# DESCRIPTION OF THE TASK
Write out the data again exactly, skipping every picture.

# RECORDS FOR THE TASK
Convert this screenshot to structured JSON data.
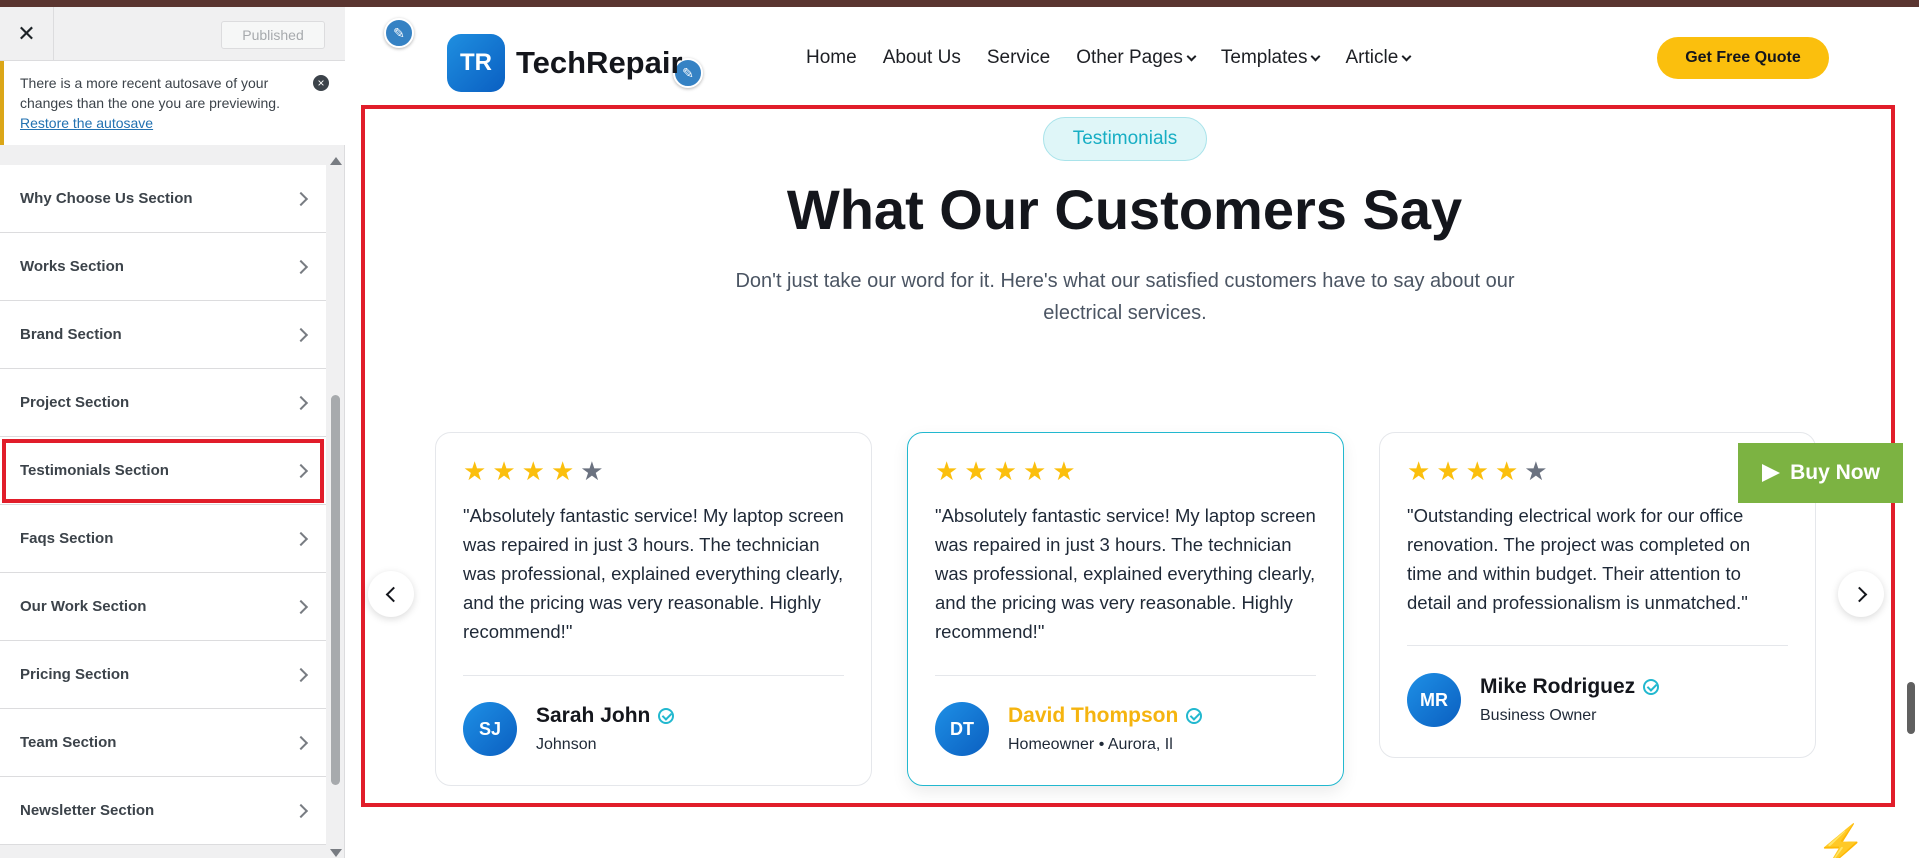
{
  "sidebar": {
    "close_icon": "✕",
    "publish_label": "Published",
    "notice": {
      "text": "There is a more recent autosave of your changes than the one you are previewing.",
      "link": "Restore the autosave"
    },
    "items": [
      {
        "label": "Why Choose Us Section"
      },
      {
        "label": "Works Section"
      },
      {
        "label": "Brand Section"
      },
      {
        "label": "Project Section"
      },
      {
        "label": "Testimonials Section"
      },
      {
        "label": "Faqs Section"
      },
      {
        "label": "Our Work Section"
      },
      {
        "label": "Pricing Section"
      },
      {
        "label": "Team Section"
      },
      {
        "label": "Newsletter Section"
      }
    ]
  },
  "header": {
    "logo_initials": "TR",
    "logo_text": "TechRepair",
    "nav": {
      "home": "Home",
      "about": "About Us",
      "service": "Service",
      "other": "Other Pages",
      "templates": "Templates",
      "article": "Article"
    },
    "cta": "Get Free Quote"
  },
  "testimonials": {
    "tag": "Testimonials",
    "title": "What Our Customers Say",
    "subtitle": "Don't just take our word for it. Here's what our satisfied customers have to say about our electrical services.",
    "cards": [
      {
        "rating": 4,
        "quote": "\"Absolutely fantastic service! My laptop screen was repaired in just 3 hours. The technician was professional, explained everything clearly, and the pricing was very reasonable. Highly recommend!\"",
        "initials": "SJ",
        "name": "Sarah John",
        "role": "Johnson"
      },
      {
        "rating": 5,
        "quote": "\"Absolutely fantastic service! My laptop screen was repaired in just 3 hours. The technician was professional, explained everything clearly, and the pricing was very reasonable. Highly recommend!\"",
        "initials": "DT",
        "name": "David Thompson",
        "role": "Homeowner • Aurora, Il"
      },
      {
        "rating": 4,
        "quote": "\"Outstanding electrical work for our office renovation. The project was completed on time and within budget. Their attention to detail and professionalism is unmatched.\"",
        "initials": "MR",
        "name": "Mike Rodriguez",
        "role": "Business Owner"
      }
    ]
  },
  "buy_now": "Buy Now",
  "colors": {
    "accent": "#fbbf0d",
    "teal": "#22b8cf",
    "highlight": "#e11d2a",
    "buy_now": "#7cb342"
  }
}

# EXERCISE SOLUTION
Convert this screenshot to structured JSON data.
{
  "sidebar": {
    "close_icon": "✕",
    "publish_label": "Published",
    "notice": {
      "text": "There is a more recent autosave of your changes than the one you are previewing.",
      "link": "Restore the autosave"
    },
    "items": [
      {
        "label": "Why Choose Us Section"
      },
      {
        "label": "Works Section"
      },
      {
        "label": "Brand Section"
      },
      {
        "label": "Project Section"
      },
      {
        "label": "Testimonials Section"
      },
      {
        "label": "Faqs Section"
      },
      {
        "label": "Our Work Section"
      },
      {
        "label": "Pricing Section"
      },
      {
        "label": "Team Section"
      },
      {
        "label": "Newsletter Section"
      }
    ]
  },
  "header": {
    "logo_initials": "TR",
    "logo_text": "TechRepair",
    "nav": {
      "home": "Home",
      "about": "About Us",
      "service": "Service",
      "other": "Other Pages",
      "templates": "Templates",
      "article": "Article"
    },
    "cta": "Get Free Quote"
  },
  "testimonials": {
    "tag": "Testimonials",
    "title": "What Our Customers Say",
    "subtitle": "Don't just take our word for it. Here's what our satisfied customers have to say about our electrical services.",
    "cards": [
      {
        "rating": 4,
        "quote": "\"Absolutely fantastic service! My laptop screen was repaired in just 3 hours. The technician was professional, explained everything clearly, and the pricing was very reasonable. Highly recommend!\"",
        "initials": "SJ",
        "name": "Sarah John",
        "role": "Johnson"
      },
      {
        "rating": 5,
        "quote": "\"Absolutely fantastic service! My laptop screen was repaired in just 3 hours. The technician was professional, explained everything clearly, and the pricing was very reasonable. Highly recommend!\"",
        "initials": "DT",
        "name": "David Thompson",
        "role": "Homeowner • Aurora, Il"
      },
      {
        "rating": 4,
        "quote": "\"Outstanding electrical work for our office renovation. The project was completed on time and within budget. Their attention to detail and professionalism is unmatched.\"",
        "initials": "MR",
        "name": "Mike Rodriguez",
        "role": "Business Owner"
      }
    ]
  },
  "buy_now": "Buy Now",
  "colors": {
    "accent": "#fbbf0d",
    "teal": "#22b8cf",
    "highlight": "#e11d2a",
    "buy_now": "#7cb342"
  }
}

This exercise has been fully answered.